Tuesday, January 1, 2013

Review: The Fault in Our Stars by John Green

Title: The Fault in Our Stars 
Author: John Green 
Release Date: January 10, 2012
Source: Bought

My Rating: fullfullfullfullfull
Diagnosed with Stage IV thyroid cancer at 13, Hazel was prepared to die until, at 14, a medical miracle shrunk the tumours in her lungs... for now.

Two years post-miracle, sixteen-year-old Hazel is post-everything else, too; post-high school, post-friends and post-normalcy. And even though she could live for a long time (whatever that means), Hazel lives tethered to an oxygen tank, the tumours tenuously kept at bay with a constant chemical assault.

Enter Augustus Waters. A match made at cancer kid support group, Augustus is gorgeous, in remission, and shockingly to her, interested in Hazel. Being with Augustus is both an unexpected destination and a long-needed journey, pushing Hazel to re-examine how sickness and health, life and death, will define her and the legacy that everyone leaves behind. (taken from goodreads.com)
There are books that I love. If asked, I could rattle off a pretty decent list. Then there are the books I'm in love with. I could count those on one hand. I am in love with The Fault in Our Stars. Head over heels in love. This book stole my heart and captured my mind. It also broke my heart. It is, by far, one of the most phenomenal books I have ever read. 
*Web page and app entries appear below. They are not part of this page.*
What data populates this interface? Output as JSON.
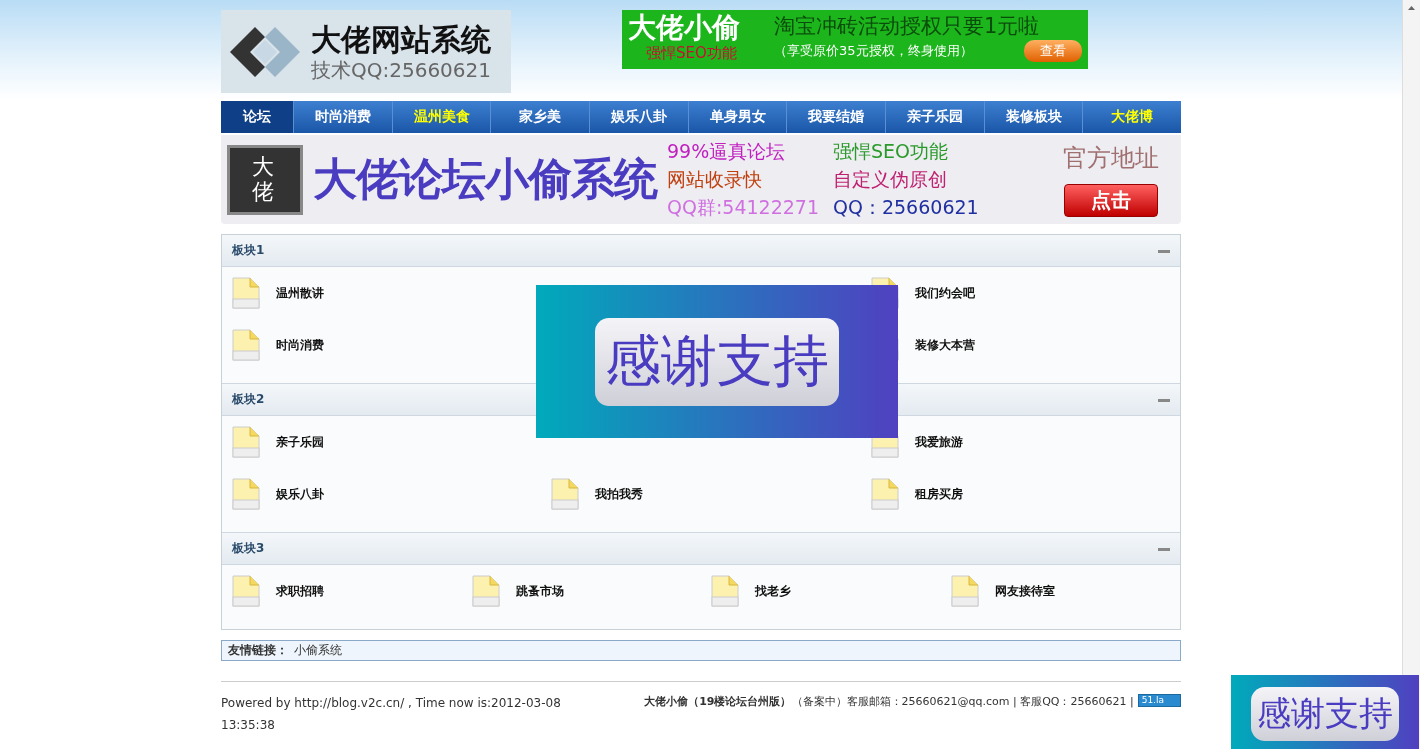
{
  "logo": {
    "title": "大佬网站系统",
    "subtitle": "技术QQ:25660621"
  },
  "top_ad": {
    "brand": "大佬小偷",
    "headline": "淘宝冲砖活动授权只要1元啦",
    "tagline": "强悍SEO功能",
    "note": "（享受原价35元授权，终身使用）",
    "button": "查看"
  },
  "nav": [
    {
      "label": "论坛",
      "selected": true,
      "highlight": false
    },
    {
      "label": "时尚消费",
      "selected": false,
      "highlight": false
    },
    {
      "label": "温州美食",
      "selected": false,
      "highlight": true
    },
    {
      "label": "家乡美",
      "selected": false,
      "highlight": false
    },
    {
      "label": "娱乐八卦",
      "selected": false,
      "highlight": false
    },
    {
      "label": "单身男女",
      "selected": false,
      "highlight": false
    },
    {
      "label": "我要结婚",
      "selected": false,
      "highlight": false
    },
    {
      "label": "亲子乐园",
      "selected": false,
      "highlight": false
    },
    {
      "label": "装修板块",
      "selected": false,
      "highlight": false
    },
    {
      "label": "大佬博",
      "selected": false,
      "highlight": true
    }
  ],
  "banner": {
    "seal": "大佬",
    "title": "大佬论坛小偷系统",
    "features": [
      "99%逼真论坛",
      "强悍SEO功能",
      "网站收录快",
      "自定义伪原创"
    ],
    "qq_group": "QQ群:54122271",
    "qq": "QQ：25660621",
    "official": "官方地址",
    "button": "点击"
  },
  "sections": [
    {
      "title": "板块1",
      "expanded": true,
      "rows": [
        [
          {
            "label": "温州散讲"
          },
          null,
          {
            "label": "我们约会吧"
          }
        ],
        [
          {
            "label": "时尚消费"
          },
          null,
          {
            "label": "装修大本营"
          }
        ]
      ]
    },
    {
      "title": "板块2",
      "expanded": true,
      "rows": [
        [
          {
            "label": "亲子乐园"
          },
          null,
          {
            "label": "我爱旅游"
          }
        ],
        [
          {
            "label": "娱乐八卦"
          },
          {
            "label": "我拍我秀"
          },
          {
            "label": "租房买房"
          }
        ]
      ]
    },
    {
      "title": "板块3",
      "expanded": true,
      "rows": [
        [
          {
            "label": "求职招聘"
          },
          {
            "label": "跳蚤市场"
          },
          {
            "label": "找老乡"
          },
          {
            "label": "网友接待室"
          }
        ]
      ]
    }
  ],
  "links": {
    "label": "友情链接：",
    "items": [
      "小偷系统"
    ]
  },
  "footer": {
    "powered": "Powered by http://blog.v2c.cn/ , Time now is:2012-03-08 13:35:38",
    "info": "**大佬小偷（19楼论坛台州版）**（备案中）客服邮箱：25660621@qq.com | 客服QQ：25660621 |",
    "badge": "51.la"
  },
  "popups": [
    {
      "text": "感谢支持"
    },
    {
      "text": "感谢支持"
    }
  ]
}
I was blown away by John Green. I've never read any of his other books, but now it is glaringly obvious that I've made a huge mistake by overlooking them. He is utterly brilliant. While I was devouring The Fault in Our Stars, I took out a package of sticky tabs and began to bookmark every quote that made me laugh, brought tears to my eyes, or struck me as profound. In the end, I ran out of sticky tabs. His words are beautiful
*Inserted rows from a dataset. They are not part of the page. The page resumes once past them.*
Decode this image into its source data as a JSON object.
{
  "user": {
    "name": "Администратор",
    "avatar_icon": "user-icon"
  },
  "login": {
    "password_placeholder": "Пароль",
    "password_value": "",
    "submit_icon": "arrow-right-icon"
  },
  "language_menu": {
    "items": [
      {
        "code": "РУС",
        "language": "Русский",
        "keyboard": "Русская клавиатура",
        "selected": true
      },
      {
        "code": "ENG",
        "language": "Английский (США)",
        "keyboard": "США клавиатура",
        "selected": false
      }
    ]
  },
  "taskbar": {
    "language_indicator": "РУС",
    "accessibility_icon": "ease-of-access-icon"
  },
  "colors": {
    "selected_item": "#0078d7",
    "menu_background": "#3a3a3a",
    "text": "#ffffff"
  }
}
Hazel now ranks among my top fictional heroines. She's incredibly strong and intelligent. Her wit won my affections, her illness my pity, and her personality my heart. In a way, I felt that I was Hazel as I read the story. Augustus is equally deep. He felt as realistic and honest as any person I've ever known in real life. He is far from perfect, but in a way, that makes him perfect. He is real, not some ridiculous sparkly vampire or brooding bad boy. Augustus Waters is, as far as I'm concerned, a real person. Hazel is real. They live in the minds of readers far after they've fallen in love with this story. 

This is a cancer book, but it's unlike others I've read. It does not romanticize the illness. It reveals it for the painful, horrifying experience that it is. While it may be categorized as a cancer book, there is so much more to the story. It is a tale of self-discovery, acceptance, love, and the beauty of life. It makes you step back and appreciate all that you have. 

I can remember crying while reading two books before. Sure, I've teared up plenty of times, but I have never legitimately bawled at a book like I did while reading The Fault in Our Stars. This book affected me like I never could have imagined. I was inconsolable for a good hour, and then I went back to reread all of my favorite parts. Even after that I stayed up late contemplating the brilliance of the novel. To be fair, this book is also hilariously witty and intelligent. It is not all sadness. There is a great deal of happiness between these 313 pages. 

As John Green said, “Sometimes, you read a book and it fills you with this weird evangelical zeal, and you become convinced that the shattered world will never be put back together unless and until all living humans read the book.” This raving, fan-girly review is my zeal. If you read one more book while living, make it this one. The Fault in Our Stars is perfect. 

“Some people don't understand the promises they're making when they make them," I said.

"Right, of course. But you keep the promise anyway. That's what love is. Love is keeping the promise anyway.”